On December 10, 2020 the federal government released a Cybersecurity Advisory on threats targeting K-12 distance learning education to cause disruption and steal data. The joint advisory is a product of the Federal Bureau of Investigation (FBI), the Cybersecurity and Infrastructure Security Agency (CISA), and the Mult-State Information Sharing and Analysis Center (MS-ISAC).
The threat details from the full cybersecurity advisory is available online: Cyber Actors Target K-12 Distance Learning Education to Cause Disruptions and Steal Data.
These federal entities have concluded that malicious cyber actors are targeting these institutions and have produced an increase in reported ransomware attacks, theft of data, and disruption of distance learning services.

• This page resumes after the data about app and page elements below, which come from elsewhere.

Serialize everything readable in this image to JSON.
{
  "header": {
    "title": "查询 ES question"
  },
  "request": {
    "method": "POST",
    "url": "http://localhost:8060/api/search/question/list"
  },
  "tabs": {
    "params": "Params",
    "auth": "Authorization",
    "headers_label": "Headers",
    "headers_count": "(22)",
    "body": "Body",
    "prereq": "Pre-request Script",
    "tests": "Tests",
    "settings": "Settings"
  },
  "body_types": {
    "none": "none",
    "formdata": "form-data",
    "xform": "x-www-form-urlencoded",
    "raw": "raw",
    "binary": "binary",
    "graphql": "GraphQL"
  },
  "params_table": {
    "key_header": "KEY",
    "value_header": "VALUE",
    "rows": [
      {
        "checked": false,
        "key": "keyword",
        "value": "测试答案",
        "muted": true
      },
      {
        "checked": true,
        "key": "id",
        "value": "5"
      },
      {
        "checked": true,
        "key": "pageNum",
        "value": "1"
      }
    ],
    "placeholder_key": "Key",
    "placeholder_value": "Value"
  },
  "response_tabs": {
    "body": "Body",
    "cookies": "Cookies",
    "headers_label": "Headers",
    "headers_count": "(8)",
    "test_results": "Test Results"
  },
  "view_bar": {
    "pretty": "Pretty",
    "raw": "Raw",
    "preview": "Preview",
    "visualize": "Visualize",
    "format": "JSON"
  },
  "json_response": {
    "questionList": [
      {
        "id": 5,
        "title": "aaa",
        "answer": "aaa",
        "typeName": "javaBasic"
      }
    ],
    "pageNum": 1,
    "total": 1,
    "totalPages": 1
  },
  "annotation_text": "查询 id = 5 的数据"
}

With the shift to remote/distance learning, threat actors likely view schools as targets of opportunity and will continue to pose a large risk through the 2020/2021 academic year.
There are four main threats the joint Cybersecurity Advisory points to as the FBI, CISA, and MS-ISAC have seen an increase in reports. These threats are:
- Ransomware Attacks
- DDoS Attacks
- Video Conference Disruptions
The ICN has helped numerous schools recently when it comes to protection from Distributed Denial of Service (DDoS) attacks in light of these increases. The first step customers can take in protecting themselves from the increased threat is to work with their ICN Account Consultant. There is very little information required (from a customer) to stand up the DDoS Mitigation security service. The only limitation is that customers must have ICN Internet service to protect assets such as internal networks, websites, web servers, etc.
Additionally, if you believe you are experiencing a DDoS attack, contacting the ICN’s Network Operations Center (NOC) for emergency help is also an option.
Network Services Bureau Chief